**What to do**
An exact copy of all the data is needed, with every picture left out.
** Opening Entries supplied block **
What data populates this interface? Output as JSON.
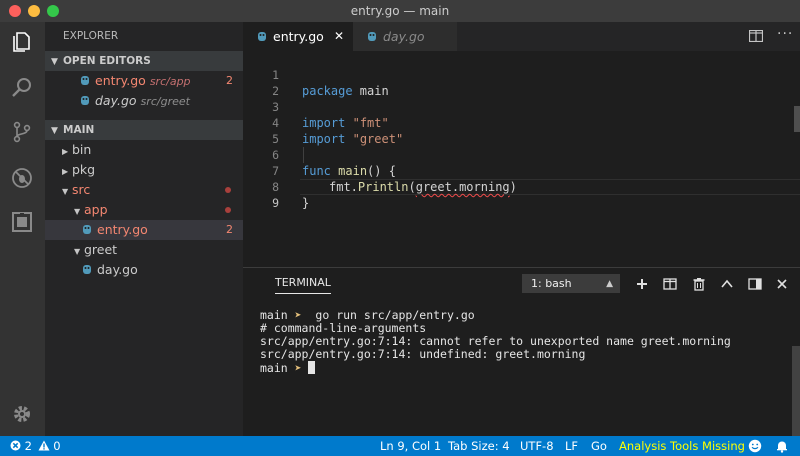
{
  "window": {
    "title": "entry.go — main"
  },
  "activity_bar": {
    "icons": [
      "files-icon",
      "search-icon",
      "source-control-icon",
      "debug-icon",
      "extensions-icon",
      "gear-icon"
    ]
  },
  "sidebar": {
    "title": "EXPLORER",
    "open_editors": {
      "header": "OPEN EDITORS",
      "items": [
        {
          "name": "entry.go",
          "path": "src/app",
          "badge": "2"
        },
        {
          "name": "day.go",
          "path": "src/greet"
        }
      ]
    },
    "folder": {
      "header": "MAIN",
      "items": [
        {
          "label": "bin"
        },
        {
          "label": "pkg"
        },
        {
          "label": "src"
        },
        {
          "label": "app"
        },
        {
          "label": "entry.go",
          "badge": "2"
        },
        {
          "label": "greet"
        },
        {
          "label": "day.go"
        }
      ]
    }
  },
  "tabs": [
    {
      "label": "entry.go",
      "close": "✕"
    },
    {
      "label": "day.go"
    }
  ],
  "editor": {
    "line_numbers": [
      "1",
      "2",
      "3",
      "4",
      "5",
      "6",
      "7",
      "8",
      "9"
    ],
    "tokens": {
      "l1_kw": "package",
      "l1_rest": " main",
      "l3_kw": "import",
      "l3_str": "\"fmt\"",
      "l4_kw": "import",
      "l4_str": "\"greet\"",
      "l6_kw": "func",
      "l6_fn": "main",
      "l6_rest": "() {",
      "l7_obj": "fmt.",
      "l7_fn": "Println",
      "l7_paren": "(",
      "l7_arg": "greet.morning",
      "l7_close": ")",
      "l8": "}"
    }
  },
  "panel": {
    "title": "TERMINAL",
    "terminal_select": "1: bash",
    "lines": [
      {
        "prompt": "main",
        "arrow": "➤",
        "text": "  go run src/app/entry.go"
      },
      {
        "text": "# command-line-arguments"
      },
      {
        "text": "src/app/entry.go:7:14: cannot refer to unexported name greet.morning"
      },
      {
        "text": "src/app/entry.go:7:14: undefined: greet.morning"
      },
      {
        "prompt": "main",
        "arrow": "➤",
        "text": ""
      }
    ]
  },
  "statusbar": {
    "errors": "2",
    "warnings": "0",
    "position": "Ln 9, Col 1",
    "tab_size": "Tab Size: 4",
    "encoding": "UTF-8",
    "eol": "LF",
    "language": "Go",
    "analysis": "Analysis Tools Missing"
  }
}
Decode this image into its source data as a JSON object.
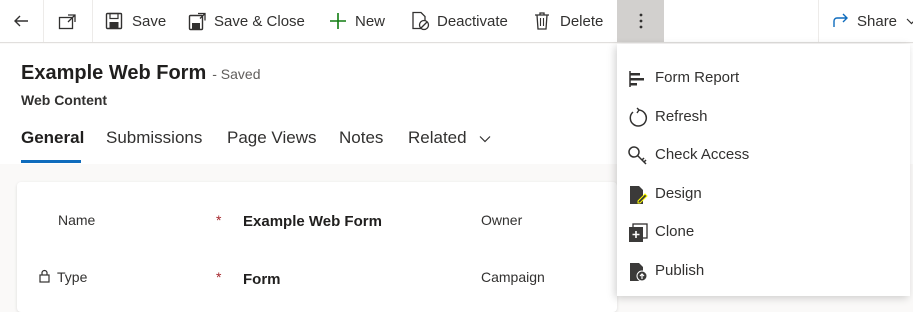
{
  "toolbar": {
    "save": "Save",
    "save_close": "Save & Close",
    "new": "New",
    "deactivate": "Deactivate",
    "delete": "Delete",
    "share": "Share"
  },
  "record": {
    "title": "Example Web Form",
    "status": "- Saved",
    "entity": "Web Content"
  },
  "tabs": [
    {
      "label": "General"
    },
    {
      "label": "Submissions"
    },
    {
      "label": "Page Views"
    },
    {
      "label": "Notes"
    },
    {
      "label": "Related"
    }
  ],
  "form": {
    "name_label": "Name",
    "name_value": "Example Web Form",
    "type_label": "Type",
    "type_value": "Form",
    "owner_label": "Owner",
    "campaign_label": "Campaign",
    "required_marker": "*"
  },
  "menu": {
    "items": [
      {
        "label": "Form Report",
        "icon": "form-report-icon"
      },
      {
        "label": "Refresh",
        "icon": "refresh-icon"
      },
      {
        "label": "Check Access",
        "icon": "key-icon"
      },
      {
        "label": "Design",
        "icon": "design-icon",
        "highlight": "#ffff00"
      },
      {
        "label": "Clone",
        "icon": "clone-icon"
      },
      {
        "label": "Publish",
        "icon": "publish-icon"
      }
    ]
  },
  "colors": {
    "accent": "#0f6cbd",
    "highlight": "#ffff00",
    "new_icon": "#107c10",
    "required": "#a4262c"
  }
}
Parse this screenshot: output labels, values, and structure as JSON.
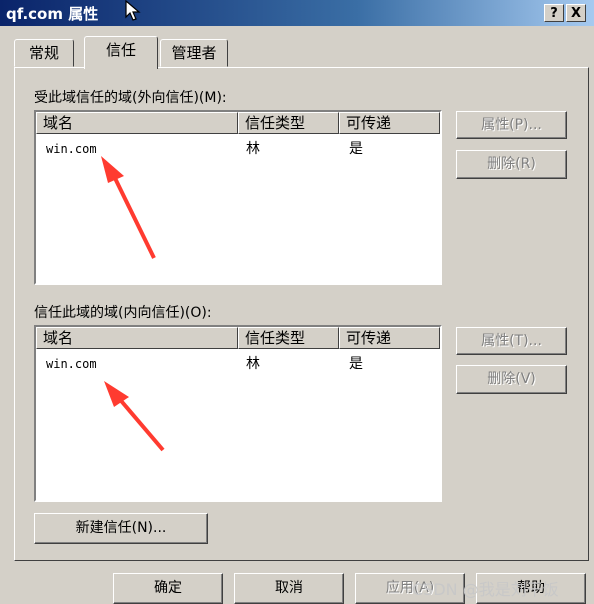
{
  "window": {
    "title": "qf.com 属性",
    "help_button": "?",
    "close_button": "X"
  },
  "tabs": [
    {
      "label": "常规"
    },
    {
      "label": "信任"
    },
    {
      "label": "管理者"
    }
  ],
  "outgoing": {
    "label": "受此域信任的域(外向信任)(M):",
    "columns": [
      "域名",
      "信任类型",
      "可传递"
    ],
    "rows": [
      [
        "win.com",
        "林",
        "是"
      ]
    ],
    "properties_button": "属性(P)...",
    "remove_button": "删除(R)"
  },
  "incoming": {
    "label": "信任此域的域(内向信任)(O):",
    "columns": [
      "域名",
      "信任类型",
      "可传递"
    ],
    "rows": [
      [
        "win.com",
        "林",
        "是"
      ]
    ],
    "properties_button": "属性(T)...",
    "remove_button": "删除(V)"
  },
  "new_trust_button": "新建信任(N)...",
  "footer": {
    "ok": "确定",
    "cancel": "取消",
    "apply": "应用(A)",
    "help": "帮助"
  },
  "watermark": "CSDN @我是刘干饭",
  "colors": {
    "title_gradient_start": "#0a246a",
    "face": "#d4d0c8",
    "annotation_arrow": "#ff3b30"
  }
}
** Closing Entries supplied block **
**Written solution**
What data populates this interface? Output as JSON.
{
  "window": {
    "title": "entry.go — main"
  },
  "activity_bar": {
    "icons": [
      "files-icon",
      "search-icon",
      "source-control-icon",
      "debug-icon",
      "extensions-icon",
      "gear-icon"
    ]
  },
  "sidebar": {
    "title": "EXPLORER",
    "open_editors": {
      "header": "OPEN EDITORS",
      "items": [
        {
          "name": "entry.go",
          "path": "src/app",
          "badge": "2"
        },
        {
          "name": "day.go",
          "path": "src/greet"
        }
      ]
    },
    "folder": {
      "header": "MAIN",
      "items": [
        {
          "label": "bin"
        },
        {
          "label": "pkg"
        },
        {
          "label": "src"
        },
        {
          "label": "app"
        },
        {
          "label": "entry.go",
          "badge": "2"
        },
        {
          "label": "greet"
        },
        {
          "label": "day.go"
        }
      ]
    }
  },
  "tabs": [
    {
      "label": "entry.go",
      "close": "✕"
    },
    {
      "label": "day.go"
    }
  ],
  "editor": {
    "line_numbers": [
      "1",
      "2",
      "3",
      "4",
      "5",
      "6",
      "7",
      "8",
      "9"
    ],
    "tokens": {
      "l1_kw": "package",
      "l1_rest": " main",
      "l3_kw": "import",
      "l3_str": "\"fmt\"",
      "l4_kw": "import",
      "l4_str": "\"greet\"",
      "l6_kw": "func",
      "l6_fn": "main",
      "l6_rest": "() {",
      "l7_obj": "fmt.",
      "l7_fn": "Println",
      "l7_paren": "(",
      "l7_arg": "greet.morning",
      "l7_close": ")",
      "l8": "}"
    }
  },
  "panel": {
    "title": "TERMINAL",
    "terminal_select": "1: bash",
    "lines": [
      {
        "prompt": "main",
        "arrow": "➤",
        "text": "  go run src/app/entry.go"
      },
      {
        "text": "# command-line-arguments"
      },
      {
        "text": "src/app/entry.go:7:14: cannot refer to unexported name greet.morning"
      },
      {
        "text": "src/app/entry.go:7:14: undefined: greet.morning"
      },
      {
        "prompt": "main",
        "arrow": "➤",
        "text": ""
      }
    ]
  },
  "statusbar": {
    "errors": "2",
    "warnings": "0",
    "position": "Ln 9, Col 1",
    "tab_size": "Tab Size: 4",
    "encoding": "UTF-8",
    "eol": "LF",
    "language": "Go",
    "analysis": "Analysis Tools Missing"
  }
}
Decode this image into its source data as a JSON object.
{
  "toolbar": {
    "save": "Save",
    "save_close": "Save & Close",
    "new": "New",
    "deactivate": "Deactivate",
    "delete": "Delete",
    "share": "Share"
  },
  "record": {
    "title": "Example Web Form",
    "status": "- Saved",
    "entity": "Web Content"
  },
  "tabs": [
    {
      "label": "General"
    },
    {
      "label": "Submissions"
    },
    {
      "label": "Page Views"
    },
    {
      "label": "Notes"
    },
    {
      "label": "Related"
    }
  ],
  "form": {
    "name_label": "Name",
    "name_value": "Example Web Form",
    "type_label": "Type",
    "type_value": "Form",
    "owner_label": "Owner",
    "campaign_label": "Campaign",
    "required_marker": "*"
  },
  "menu": {
    "items": [
      {
        "label": "Form Report",
        "icon": "form-report-icon"
      },
      {
        "label": "Refresh",
        "icon": "refresh-icon"
      },
      {
        "label": "Check Access",
        "icon": "key-icon"
      },
      {
        "label": "Design",
        "icon": "design-icon",
        "highlight": "#ffff00"
      },
      {
        "label": "Clone",
        "icon": "clone-icon"
      },
      {
        "label": "Publish",
        "icon": "publish-icon"
      }
    ]
  },
  "colors": {
    "accent": "#0f6cbd",
    "highlight": "#ffff00",
    "new_icon": "#107c10",
    "required": "#a4262c"
  }
}
Parse this screenshot: output labels, values, and structure as JSON.
{
  "window": {
    "title": "qf.com 属性",
    "help_button": "?",
    "close_button": "X"
  },
  "tabs": [
    {
      "label": "常规"
    },
    {
      "label": "信任"
    },
    {
      "label": "管理者"
    }
  ],
  "outgoing": {
    "label": "受此域信任的域(外向信任)(M):",
    "columns": [
      "域名",
      "信任类型",
      "可传递"
    ],
    "rows": [
      [
        "win.com",
        "林",
        "是"
      ]
    ],
    "properties_button": "属性(P)...",
    "remove_button": "删除(R)"
  },
  "incoming": {
    "label": "信任此域的域(内向信任)(O):",
    "columns": [
      "域名",
      "信任类型",
      "可传递"
    ],
    "rows": [
      [
        "win.com",
        "林",
        "是"
      ]
    ],
    "properties_button": "属性(T)...",
    "remove_button": "删除(V)"
  },
  "new_trust_button": "新建信任(N)...",
  "footer": {
    "ok": "确定",
    "cancel": "取消",
    "apply": "应用(A)",
    "help": "帮助"
  },
  "watermark": "CSDN @我是刘干饭",
  "colors": {
    "title_gradient_start": "#0a246a",
    "face": "#d4d0c8",
    "annotation_arrow": "#ff3b30"
  }
}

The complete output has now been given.